The tide of history is now flowing against the euro
There has been a fundamental change in the way the European Union is thought about – and the change has happened not just in Britain, but across all member states. A decade ago, the almost universal assumption was that “ever closer union” was inevitable: the tide of history was pulling inexorably in that direction, because the world was coalescing into vast political and economic blocs – of which Europe was one.
To mourn the passing of individual European nations as significant political entities was futile: the equivalent of army officers lamenting the passing of the cavalry charge in the age of the machine gun or the tank. The movement towards a united Europe was simply a fact – so we should stop whining, and get used to it. Nations, such as Britain, that held out against the euro for reasons of pure sentimentality, would sooner or later join in the project that would bind all of Europe’s nations together irrevocably.
The “tide of history” argument wasn’t founded on reason or evidence, but it had a peculiar power. People were genuinely frightened about being left behind. And it is the collapse of that fear that has done more than anything to transform the terms of the debate about Europe – not least because everyone now is a lot more frightened of being stuck inside the euro, despite the German finance minister’s claim last week that every EU country secretly longs to join it.
As the daily demonstrations and riots in Athens show, Greece’s voters – though not yet its political class – have come to the conclusion that their membership of the euro now means their impoverishment, and their subservience to a programme of ever-greater austerity imposed by Eurocrats whom they cannot hold to account. Political parties in Holland, Finland and Austria – all founder members of the euro, and all with strong economies – are openly wondering whether joining wasn’t a colossal mistake.

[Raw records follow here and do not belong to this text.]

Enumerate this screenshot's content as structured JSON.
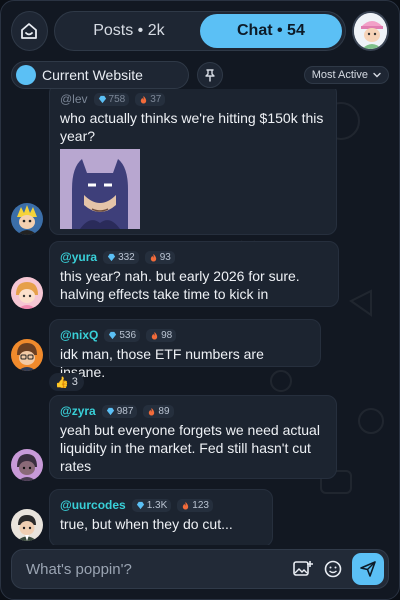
{
  "header": {
    "tabs": [
      {
        "label": "Posts • 2k",
        "active": false
      },
      {
        "label": "Chat • 54",
        "active": true
      }
    ]
  },
  "filter": {
    "site_label": "Current Website",
    "sort_label": "Most Active"
  },
  "messages": [
    {
      "username": "@lev",
      "gems": "758",
      "fire": "37",
      "text": "who actually thinks we're hitting $150k this year?",
      "has_image": true
    },
    {
      "username": "@yura",
      "gems": "332",
      "fire": "93",
      "text": "this year? nah. but early 2026 for sure. halving effects take time to kick in"
    },
    {
      "username": "@nixQ",
      "gems": "536",
      "fire": "98",
      "text": "idk man, those ETF numbers are insane.",
      "reaction_count": "3"
    },
    {
      "username": "@zyra",
      "gems": "987",
      "fire": "89",
      "text": "yeah but everyone forgets we need actual liquidity in the market. Fed still hasn't cut rates"
    },
    {
      "username": "@uurcodes",
      "gems": "1.3K",
      "fire": "123",
      "text": "true, but when they do cut..."
    }
  ],
  "composer": {
    "placeholder": "What's poppin'?"
  },
  "colors": {
    "accent": "#5bc0f5",
    "username": "#39d0d8",
    "background": "#121822",
    "bubble": "#1c2430"
  }
}
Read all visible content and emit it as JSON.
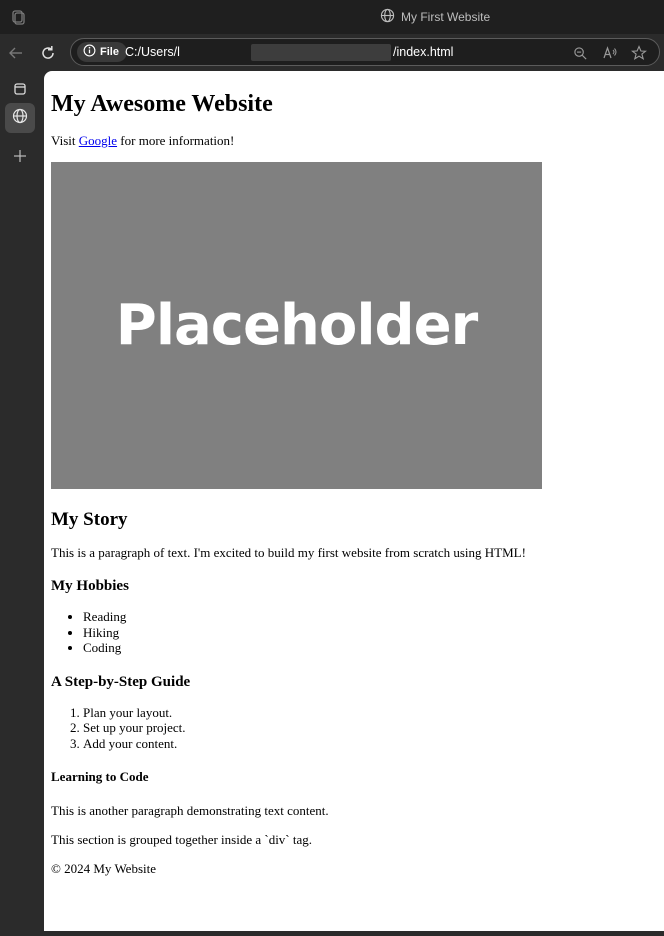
{
  "window": {
    "tab_title": "My First Website"
  },
  "toolbar": {
    "file_chip": "File",
    "url_start": "C:/Users/l",
    "url_end": "/index.html"
  },
  "page": {
    "heading": "My Awesome Website",
    "visit_prefix": "Visit ",
    "visit_link": "Google",
    "visit_suffix": " for more information!",
    "placeholder_text": "Placeholder",
    "story_heading": "My Story",
    "story_paragraph": "This is a paragraph of text. I'm excited to build my first website from scratch using HTML!",
    "hobbies_heading": "My Hobbies",
    "hobbies": [
      "Reading",
      "Hiking",
      "Coding"
    ],
    "guide_heading": "A Step-by-Step Guide",
    "guide_steps": [
      "Plan your layout.",
      "Set up your project.",
      "Add your content."
    ],
    "learning_heading": "Learning to Code",
    "another_paragraph": "This is another paragraph demonstrating text content.",
    "section_paragraph": "This section is grouped together inside a `div` tag.",
    "footer": "© 2024 My Website"
  },
  "colors": {
    "link": "#0000ee",
    "placeholder_bg": "#808080"
  }
}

In Holland, the party that favours a referendum on continued euro membership is crucial to the survival of the coalition government, so it may actually force the issue. In Austria, the Freedom Party, which advocates pulling out of the single currency, is running neck and neck in the polls with the ruling Social Democrats. more